Every role on our marketing team is focused on bringing attention and recognition to the problems we’re trying to solve for our customers. We are all focused on delivering value to customers. So, in a sense, we’re all doing product marketing, right?
5. The earlier, the better, when it comes to marketing and product conversations
One mistake we’ve made along the way is not including our marketing team earlier in product discussions. We’ve missed out on the perspective, positioning, and go-to-market expertise of these wonderful folks. Now, we feel we’ve remedied this by having the product marketers fully dedicated and in step with each product team.
6. There is no One True Way that a product marketing team should look
We’ve learned a lot of lessons from Intercom’s take on marketing. Here’s a sample from their book, Intercom on Marketing:
Further, they split their product marketing team into four core responsibilities:
- Reach: Get our messaging in front of the right audience
- Attract: Get that audience to visit our site and become leads
- Convert: Persuade leads to sign up and become customers
- Educate: Help customers get increasing value from and love our product
We found that this exact definition didn’t fit squarely with the way our company works. We don’t have a sales team, for starters. And the four core responsibilities they list here are split among different teams: for example, “Educate” often falls to our customer engagement team.
Over to you
What does product marketing look like at your company?
Do you have any advice for us with how we’re evolving?
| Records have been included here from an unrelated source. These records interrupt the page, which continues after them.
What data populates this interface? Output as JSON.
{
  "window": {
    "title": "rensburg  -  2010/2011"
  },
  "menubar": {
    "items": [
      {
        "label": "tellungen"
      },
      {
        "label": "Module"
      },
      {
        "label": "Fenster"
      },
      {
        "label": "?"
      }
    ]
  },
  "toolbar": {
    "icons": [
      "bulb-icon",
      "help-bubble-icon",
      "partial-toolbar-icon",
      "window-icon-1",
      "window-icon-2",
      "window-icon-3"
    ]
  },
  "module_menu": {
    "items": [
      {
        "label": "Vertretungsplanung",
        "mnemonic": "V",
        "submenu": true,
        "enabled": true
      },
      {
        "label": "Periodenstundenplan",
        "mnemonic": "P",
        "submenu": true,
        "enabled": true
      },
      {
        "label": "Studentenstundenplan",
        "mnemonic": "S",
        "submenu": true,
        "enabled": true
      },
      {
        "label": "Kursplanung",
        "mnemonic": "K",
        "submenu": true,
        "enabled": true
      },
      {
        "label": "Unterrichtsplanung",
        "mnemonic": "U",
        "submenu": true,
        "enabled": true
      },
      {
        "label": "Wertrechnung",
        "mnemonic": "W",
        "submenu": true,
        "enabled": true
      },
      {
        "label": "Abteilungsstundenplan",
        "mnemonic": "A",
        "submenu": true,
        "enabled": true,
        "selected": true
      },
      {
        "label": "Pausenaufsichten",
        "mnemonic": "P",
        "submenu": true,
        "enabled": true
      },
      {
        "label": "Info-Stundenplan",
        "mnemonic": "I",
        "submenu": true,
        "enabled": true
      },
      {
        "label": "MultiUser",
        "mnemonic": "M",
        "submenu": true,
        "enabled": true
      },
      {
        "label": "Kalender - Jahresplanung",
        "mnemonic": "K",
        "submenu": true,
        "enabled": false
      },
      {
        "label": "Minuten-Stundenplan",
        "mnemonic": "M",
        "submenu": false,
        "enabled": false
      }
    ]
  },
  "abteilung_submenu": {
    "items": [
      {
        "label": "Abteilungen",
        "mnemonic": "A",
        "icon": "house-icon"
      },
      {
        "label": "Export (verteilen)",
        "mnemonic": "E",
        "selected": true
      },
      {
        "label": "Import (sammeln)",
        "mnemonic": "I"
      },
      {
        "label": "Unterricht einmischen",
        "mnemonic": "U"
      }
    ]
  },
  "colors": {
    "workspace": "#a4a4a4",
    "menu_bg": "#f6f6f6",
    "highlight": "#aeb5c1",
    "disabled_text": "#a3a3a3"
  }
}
Thanks so much for giving this article a read. I’d love to learn from you if you want to leave a comment here or talk with us on Twitter or Instagram.